After we get back, I might still take off on a solo tour since Jens’ vacation will be for another 2 weeks. It might be my only chance.

Jens has also applied for time off in September and we’re trying to shape up big plans for it. That’s all I’ll say on the matter until we actually get them settled. All that has been decided is Loke will be staying here, most likely at our apartment with Jens’ dad for company while Jens and I explore regions beyond Sweden.

And last! Stats!

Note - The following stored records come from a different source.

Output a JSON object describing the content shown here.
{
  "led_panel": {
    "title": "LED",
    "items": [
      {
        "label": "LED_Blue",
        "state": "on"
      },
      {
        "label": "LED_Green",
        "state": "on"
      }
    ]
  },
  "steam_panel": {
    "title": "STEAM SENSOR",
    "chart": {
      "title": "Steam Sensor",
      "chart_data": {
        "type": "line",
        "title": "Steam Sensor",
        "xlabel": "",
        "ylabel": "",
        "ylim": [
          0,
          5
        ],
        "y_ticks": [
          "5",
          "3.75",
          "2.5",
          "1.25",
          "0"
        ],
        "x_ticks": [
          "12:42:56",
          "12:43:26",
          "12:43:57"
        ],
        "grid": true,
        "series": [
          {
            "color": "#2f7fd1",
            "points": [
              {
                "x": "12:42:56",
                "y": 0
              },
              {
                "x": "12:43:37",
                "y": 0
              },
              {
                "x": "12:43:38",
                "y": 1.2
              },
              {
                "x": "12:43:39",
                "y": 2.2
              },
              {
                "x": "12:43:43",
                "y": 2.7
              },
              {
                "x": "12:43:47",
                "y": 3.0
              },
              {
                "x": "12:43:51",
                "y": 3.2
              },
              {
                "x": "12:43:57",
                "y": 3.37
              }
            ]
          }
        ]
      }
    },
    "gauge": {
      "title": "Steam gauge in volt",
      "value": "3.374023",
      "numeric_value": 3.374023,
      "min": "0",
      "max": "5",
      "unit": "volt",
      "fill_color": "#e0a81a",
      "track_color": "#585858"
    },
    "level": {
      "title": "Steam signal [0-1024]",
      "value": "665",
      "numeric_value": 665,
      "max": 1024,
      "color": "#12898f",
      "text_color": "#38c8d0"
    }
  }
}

With the rides being yawn-fests around here, I hadn’t bothered to download the trips from my Garmin since the Mariefred ride. When I did so this morning, I discovered that sometime during the ride before last, I broke 600 miles for the year. Curious, I also tallied up my total mileage since I got my first Garmin in 2007. The Garmin Training Center software says 4,786. Add 12 miles for the first ride of 2013 lost when the Garmin malfunctioned brings the total to 4,798. The true total mileage on trikes is higher since my Trice Q arrived in the summer of 2006. I probably only managed a couple hundred miles that first year, working to regain fitness after having been off bikes for 5 years or more thanks to my back. Then there’s all the times when I’ve paused the tracking during breaks for food, water or exploration of interesting places only to forget starting up again varying distances, though only very rarely over 1 mile. But 4,798 miles has a certain kind of symmetry to it. It means that when I push over the 803 miles of 2012, I will also break 5,000 total tracked miles.

June admittedly ended up being a flop. No real goals made as my mood has been ‘murky’ and uninspired to do much trike wise. 114+ miles as opposed to 166+ last June.

July? Well, with just 77+ miles in July 2012, 30+ miles accumulated already and 3 rides plotted in Denmark for a total of around 60 miles, I’ll beat it. Even if I can’t finish the Denmark rides there’s still the rest of the month to push past a measly 77.

All this means that moody apathy or not, 2013 is still on it’s way to being the 2nd highest mile year since first purchasing an ICE trike!

And blog stats! This will be my 180th post and sometime last week, the number of hits tipped over 15,000. Not too shabby given my complete lack of advertisement.